St Agnes RNLI Lifeboat search for a missing teenager, and second incident unfold
The St Agnes RNLI lifeboat was requested to launch following a report that a teenager had gone missing on the coast between Perranporth and Trevellas.
The lifeboat was paged at 3.49pm hours on 21 July 2019, to search for a teenager, who was reported as missing after heading towards the cliff path between Perranporth and Trevellas.
The lifeboat proceeded towards Trevellas, with helm, Gavin Forehead and crew, Paul Kimberley and Lucie McNeil (on her first call out as lifeboat crew). They started searching the waterline and cliff as they headed to the general area of Perranporth. The St Agnes Coastguard Search and Rescue Team were also tasked to proceed to the first informants at Perranporth.
The lifeboat arrived at Perranporth, following a close inshore search. They were then tasked by the MRCC Falmouth to perform a slow back tack towards Trevellas, while the Coastguard Team gathered further information at Perranporth.
The Coastguards liaised with the parents of the missing teenager, and a member of the family updated the Coastguards that the teenager had been found safe and well in Perranporth.
The lifeboat was stood down and proceeded towards the Lifeboat Station at Trevaunance Cove.
On route back to the cove, a report came through that an incident was unfolding on the waters edge at Trevaunance Cove. A male, in his fifties had been pulled from the sea and RNLI lifeguards, along with RNLI lifeboat crew and Shore Crew were treating him on the beach, whilst they awaited the arrival of ambulances from the South Western Ambulance Service, the Cornwall Air Ambulance and the St Agnes Coastguard Team.
On arrival at Trevaunance Cove, the red flag had been raised by the lifeguards, closing off the sea to everyone, whilst they dealt with the ongoing incident.
Paramedics for two ambulances were in attendance with the casualty and the Cornwall Air Ambulance was approaching, so a safe landing area and exclusion zone was set up by the emergency services on scene.
The air ambulance landed in the middle of the beach and the casualty was taken from there to the Royal Cornwall Hospital, Treliske.
The casualty’s condition has not been disclosed at this time.
All the emergency services in attendance left the scene and the lifeboat was re-housed and made ready for service at 5.30pm.

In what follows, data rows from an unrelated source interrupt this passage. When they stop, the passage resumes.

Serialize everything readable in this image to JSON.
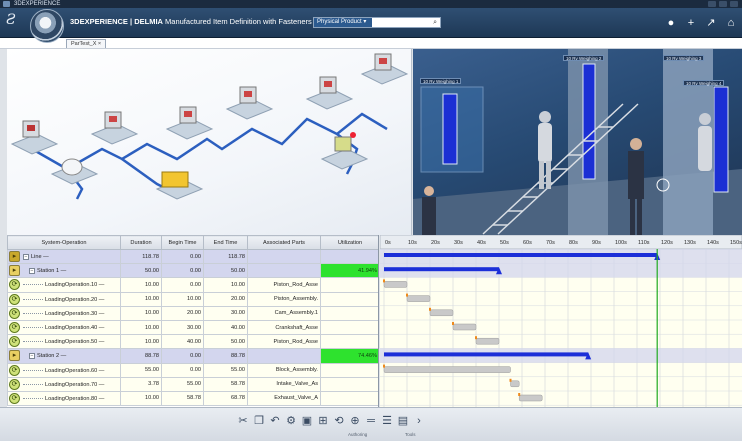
{
  "window": {
    "title": "3DEXPERIENCE"
  },
  "topbar": {
    "brand_prefix": "3DEXPERIENCE | DELMIA",
    "title_rest": "Manufactured Item Definition with Fasteners",
    "search_scope": "Physical Product",
    "search_value": "",
    "search_placeholder": ""
  },
  "tab": {
    "label": "ParTest_X",
    "close": "×"
  },
  "scene_right": {
    "chips": [
      "10 Rv Weighing 1",
      "10 Rv Weighing 2",
      "10 Rv Weighing 3",
      "10 Rv Weighing 4"
    ]
  },
  "table": {
    "columns": [
      "System-Operation",
      "Duration",
      "Begin Time",
      "End Time",
      "Associated Parts",
      "Utilization"
    ],
    "rows": [
      {
        "kind": "line",
        "name": "Line —",
        "duration": "118.78",
        "begin": "0.00",
        "end": "118.78",
        "parts": "",
        "util": ""
      },
      {
        "kind": "station",
        "name": "Station 1 —",
        "duration": "50.00",
        "begin": "0.00",
        "end": "50.00",
        "parts": "",
        "util": "41.94%"
      },
      {
        "kind": "op",
        "name": "LoadingOperation.10 —",
        "duration": "10.00",
        "begin": "0.00",
        "end": "10.00",
        "parts": "Piston_Rod_Asse",
        "util": ""
      },
      {
        "kind": "op",
        "name": "LoadingOperation.20 —",
        "duration": "10.00",
        "begin": "10.00",
        "end": "20.00",
        "parts": "Piston_Assembly.",
        "util": ""
      },
      {
        "kind": "op",
        "name": "LoadingOperation.30 —",
        "duration": "10.00",
        "begin": "20.00",
        "end": "30.00",
        "parts": "Cam_Assembly.1",
        "util": ""
      },
      {
        "kind": "op",
        "name": "LoadingOperation.40 —",
        "duration": "10.00",
        "begin": "30.00",
        "end": "40.00",
        "parts": "Crankshaft_Asse",
        "util": ""
      },
      {
        "kind": "op",
        "name": "LoadingOperation.50 —",
        "duration": "10.00",
        "begin": "40.00",
        "end": "50.00",
        "parts": "Piston_Rod_Asse",
        "util": ""
      },
      {
        "kind": "station",
        "name": "Station 2 —",
        "duration": "88.78",
        "begin": "0.00",
        "end": "88.78",
        "parts": "",
        "util": "74.46%"
      },
      {
        "kind": "op",
        "name": "LoadingOperation.60 —",
        "duration": "55.00",
        "begin": "0.00",
        "end": "55.00",
        "parts": "Block_Assembly.",
        "util": ""
      },
      {
        "kind": "op",
        "name": "LoadingOperation.70 —",
        "duration": "3.78",
        "begin": "55.00",
        "end": "58.78",
        "parts": "Intake_Valve_As",
        "util": ""
      },
      {
        "kind": "op",
        "name": "LoadingOperation.80 —",
        "duration": "10.00",
        "begin": "58.78",
        "end": "68.78",
        "parts": "Exhaust_Valve_A",
        "util": ""
      }
    ]
  },
  "gantt": {
    "ticks": [
      "0s",
      "10s",
      "20s",
      "30s",
      "40s",
      "50s",
      "60s",
      "70s",
      "80s",
      "90s",
      "100s",
      "110s",
      "120s",
      "130s",
      "140s",
      "150s"
    ]
  },
  "bottombar": {
    "tools": [
      "cut-icon",
      "copy-icon",
      "undo-icon",
      "process-icon",
      "resource-icon",
      "analysis-icon",
      "simulation-icon",
      "tools-icon",
      "line-icon",
      "gantt-icon",
      "report-icon",
      "more-icon"
    ],
    "labels": [
      "Authoring",
      "Tools"
    ]
  }
}
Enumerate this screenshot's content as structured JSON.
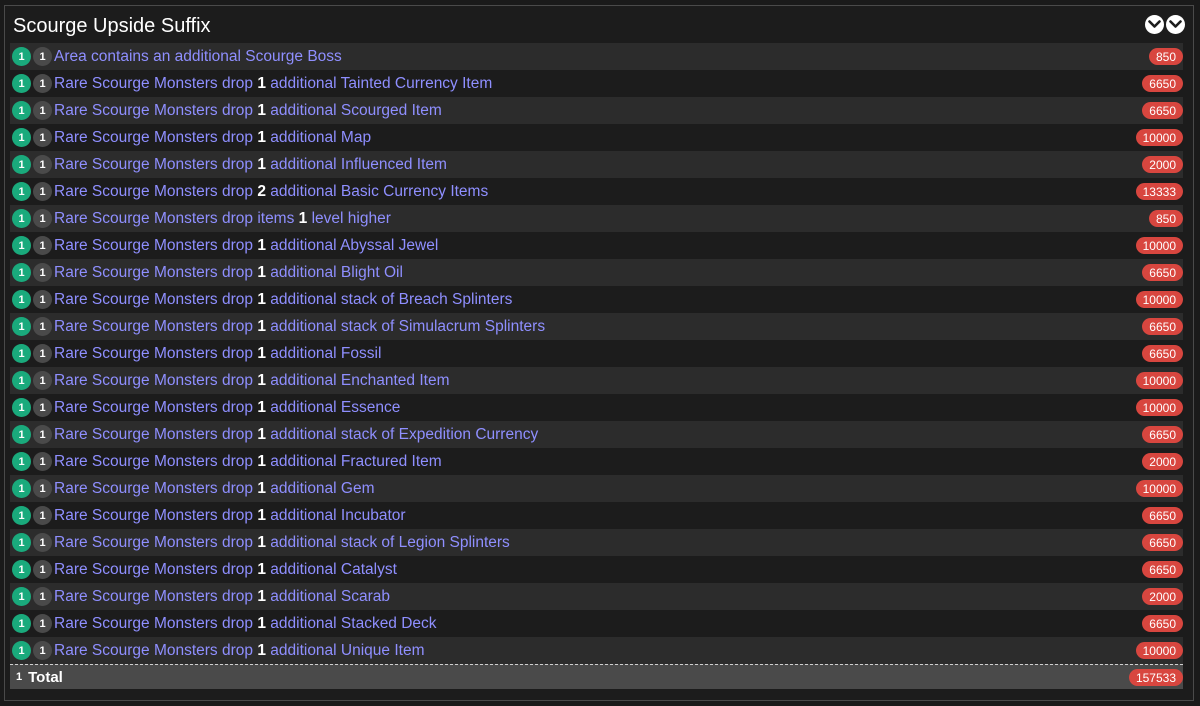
{
  "panel": {
    "title": "Scourge Upside Suffix",
    "collapse_icon": "double-chevron-down-icon"
  },
  "rows": [
    {
      "green": "1",
      "gray": "1",
      "pre": "Area contains an additional Scourge Boss",
      "num": "",
      "post": "",
      "weight": "850"
    },
    {
      "green": "1",
      "gray": "1",
      "pre": "Rare Scourge Monsters drop ",
      "num": "1",
      "post": " additional Tainted Currency Item",
      "weight": "6650"
    },
    {
      "green": "1",
      "gray": "1",
      "pre": "Rare Scourge Monsters drop ",
      "num": "1",
      "post": " additional Scourged Item",
      "weight": "6650"
    },
    {
      "green": "1",
      "gray": "1",
      "pre": "Rare Scourge Monsters drop ",
      "num": "1",
      "post": " additional Map",
      "weight": "10000"
    },
    {
      "green": "1",
      "gray": "1",
      "pre": "Rare Scourge Monsters drop ",
      "num": "1",
      "post": " additional Influenced Item",
      "weight": "2000"
    },
    {
      "green": "1",
      "gray": "1",
      "pre": "Rare Scourge Monsters drop ",
      "num": "2",
      "post": " additional Basic Currency Items",
      "weight": "13333"
    },
    {
      "green": "1",
      "gray": "1",
      "pre": "Rare Scourge Monsters drop items ",
      "num": "1",
      "post": " level higher",
      "weight": "850"
    },
    {
      "green": "1",
      "gray": "1",
      "pre": "Rare Scourge Monsters drop ",
      "num": "1",
      "post": " additional Abyssal Jewel",
      "weight": "10000"
    },
    {
      "green": "1",
      "gray": "1",
      "pre": "Rare Scourge Monsters drop ",
      "num": "1",
      "post": " additional Blight Oil",
      "weight": "6650"
    },
    {
      "green": "1",
      "gray": "1",
      "pre": "Rare Scourge Monsters drop ",
      "num": "1",
      "post": " additional stack of Breach Splinters",
      "weight": "10000"
    },
    {
      "green": "1",
      "gray": "1",
      "pre": "Rare Scourge Monsters drop ",
      "num": "1",
      "post": " additional stack of Simulacrum Splinters",
      "weight": "6650"
    },
    {
      "green": "1",
      "gray": "1",
      "pre": "Rare Scourge Monsters drop ",
      "num": "1",
      "post": " additional Fossil",
      "weight": "6650"
    },
    {
      "green": "1",
      "gray": "1",
      "pre": "Rare Scourge Monsters drop ",
      "num": "1",
      "post": " additional Enchanted Item",
      "weight": "10000"
    },
    {
      "green": "1",
      "gray": "1",
      "pre": "Rare Scourge Monsters drop ",
      "num": "1",
      "post": " additional Essence",
      "weight": "10000"
    },
    {
      "green": "1",
      "gray": "1",
      "pre": "Rare Scourge Monsters drop ",
      "num": "1",
      "post": " additional stack of Expedition Currency",
      "weight": "6650"
    },
    {
      "green": "1",
      "gray": "1",
      "pre": "Rare Scourge Monsters drop ",
      "num": "1",
      "post": " additional Fractured Item",
      "weight": "2000"
    },
    {
      "green": "1",
      "gray": "1",
      "pre": "Rare Scourge Monsters drop ",
      "num": "1",
      "post": " additional Gem",
      "weight": "10000"
    },
    {
      "green": "1",
      "gray": "1",
      "pre": "Rare Scourge Monsters drop ",
      "num": "1",
      "post": " additional Incubator",
      "weight": "6650"
    },
    {
      "green": "1",
      "gray": "1",
      "pre": "Rare Scourge Monsters drop ",
      "num": "1",
      "post": " additional stack of Legion Splinters",
      "weight": "6650"
    },
    {
      "green": "1",
      "gray": "1",
      "pre": "Rare Scourge Monsters drop ",
      "num": "1",
      "post": " additional Catalyst",
      "weight": "6650"
    },
    {
      "green": "1",
      "gray": "1",
      "pre": "Rare Scourge Monsters drop ",
      "num": "1",
      "post": " additional Scarab",
      "weight": "2000"
    },
    {
      "green": "1",
      "gray": "1",
      "pre": "Rare Scourge Monsters drop ",
      "num": "1",
      "post": " additional Stacked Deck",
      "weight": "6650"
    },
    {
      "green": "1",
      "gray": "1",
      "pre": "Rare Scourge Monsters drop ",
      "num": "1",
      "post": " additional Unique Item",
      "weight": "10000"
    }
  ],
  "total": {
    "count": "1",
    "label": "Total",
    "weight": "157533"
  },
  "colors": {
    "mod_text": "#8f8fff",
    "green_badge": "#1aaa7c",
    "weight_badge": "#d8463f"
  }
}
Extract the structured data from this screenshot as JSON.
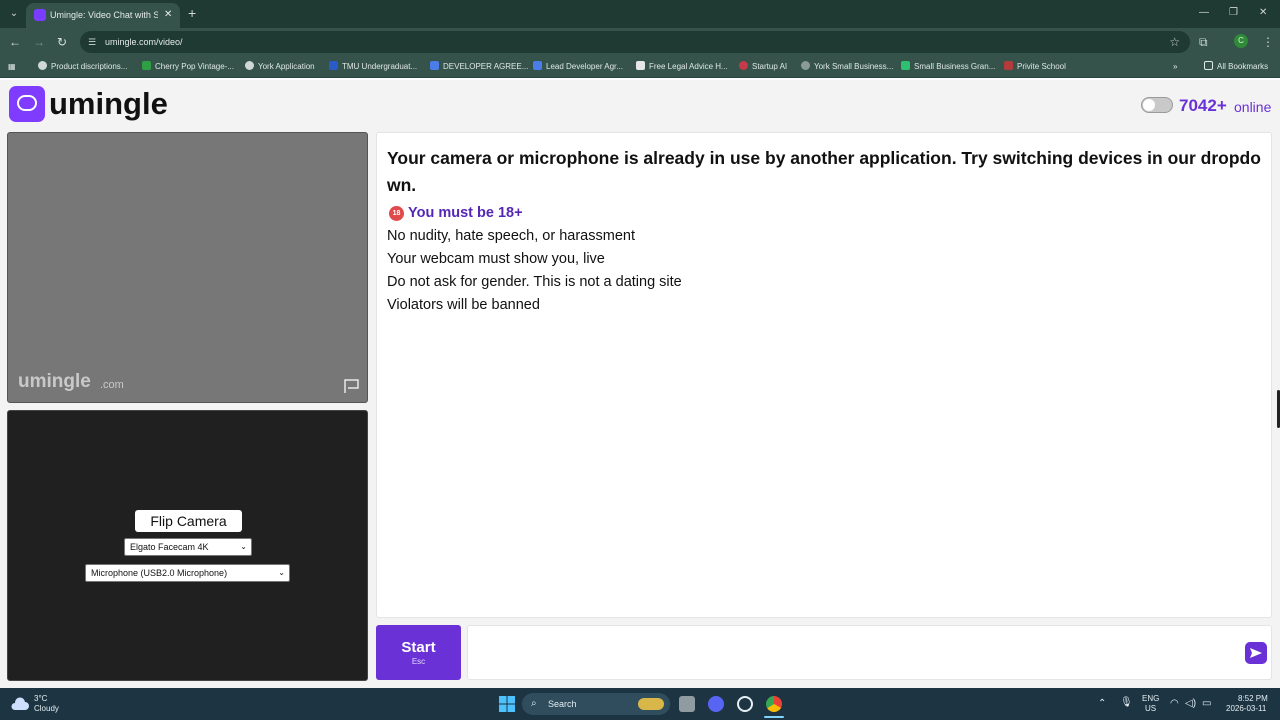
{
  "browser": {
    "tab_title": "Umingle: Video Chat with Strangers",
    "tab_close": "✕",
    "new_tab": "+",
    "url": "umingle.com/video/",
    "bookmarks": [
      "Product discriptions...",
      "Cherry Pop Vintage-...",
      "York Application",
      "TMU Undergraduat...",
      "DEVELOPER AGREE...",
      "Lead Developer Agr...",
      "Free Legal Advice H...",
      "Startup AI",
      "York Small Business...",
      "Small Business Gran...",
      "Privite School"
    ],
    "all_bookmarks": "All Bookmarks",
    "profile_initial": "C"
  },
  "site": {
    "logo_text": "umingle",
    "online_count": "7042+",
    "online_word": "online",
    "accent_color": "#6a32d6"
  },
  "video": {
    "watermark": "umingle",
    "watermark_domain": ".com",
    "flip_camera": "Flip Camera",
    "camera_select": "Elgato Facecam 4K",
    "mic_select": "Microphone (USB2.0 Microphone)"
  },
  "chat": {
    "error_message": "Your camera or microphone is already in use by another application. Try switching devices in our dropdown.",
    "age_badge": "18",
    "age_notice": "You must be 18+",
    "rules": [
      "No nudity, hate speech, or harassment",
      "Your webcam must show you, live",
      "Do not ask for gender. This is not a dating site",
      "Violators will be banned"
    ],
    "start_label": "Start",
    "start_key": "Esc",
    "message_placeholder": ""
  },
  "taskbar": {
    "temperature": "3°C",
    "weather": "Cloudy",
    "search_label": "Search",
    "lang": "ENG",
    "region": "US",
    "time": "8:52 PM",
    "date": "2026-03-11"
  }
}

Both of incidents were undertaken at the same time, by various volunteers and professional medics and rescuers from the RNLI lifeguard and lifeboat teams (including Laura Penhaul, Trev Garland, Vickie Vigus-Berry, Meg Llewellyn, Jane Buckroyd and Graham Slater from the lifeboat), Ambulance Service, HM Coastguard and Cornwall Air Ambulance, all working seamlessly together, with one incident developing at the same time as the other.
A great example of the intensity of the work and skills these teams share in the very busy summer season, and how they interact together for the safety and benefit of anyone in need of assistance on the coast.
For further information and safety advice if you are heading to the coast, please see the RNLI advise:
RNLI media contacts
For more information please telephone Paul Kimberley, RNLI volunteer Lifeboat Press Officer on 07867160594 or email@example.com or contact the RNLI Press Office on 01202 336789.
For more information on the RNLI please visit rnli.org. News releases and other media resources, including RSS feeds, downloadable photos and video, are available at the RNLI News Centre rnli.org/news-and-media.
Key facts about the RNLI
The RNLI charity saves lives at sea. Its volunteers provide a 24-hour search and rescue service around the United Kingdom and Republic of Ireland coasts. The RNLI operates over 238 lifeboat stations in the UK and Ireland and more than 240 lifeguard units on beaches around the UK and Channel Islands. The RNLI is independent of Coastguard and government and depends on voluntary donations and legacies to maintain its rescue service. Since the RNLI was founded in 1824 its lifeboat crews and lifeguards have saved over 142,200 lives.
Key facts about the RNLI
The RNLI charity saves lives at sea. Its volunteers provide a 24-hour search and rescue service around the United Kingdom and Republic of Ireland coasts. The RNLI operates over 238 lifeboat stations in the UK and Ireland and, in a normal year, more than 240 lifeguard units on beaches around the UK and Channel Islands. The RNLI is independent of Coastguard and government and depends on voluntary donations and legacies to maintain its rescue service. Since the RNLI was founded in 1824, its lifeboat crews and lifeguards have saved over 142,700 lives.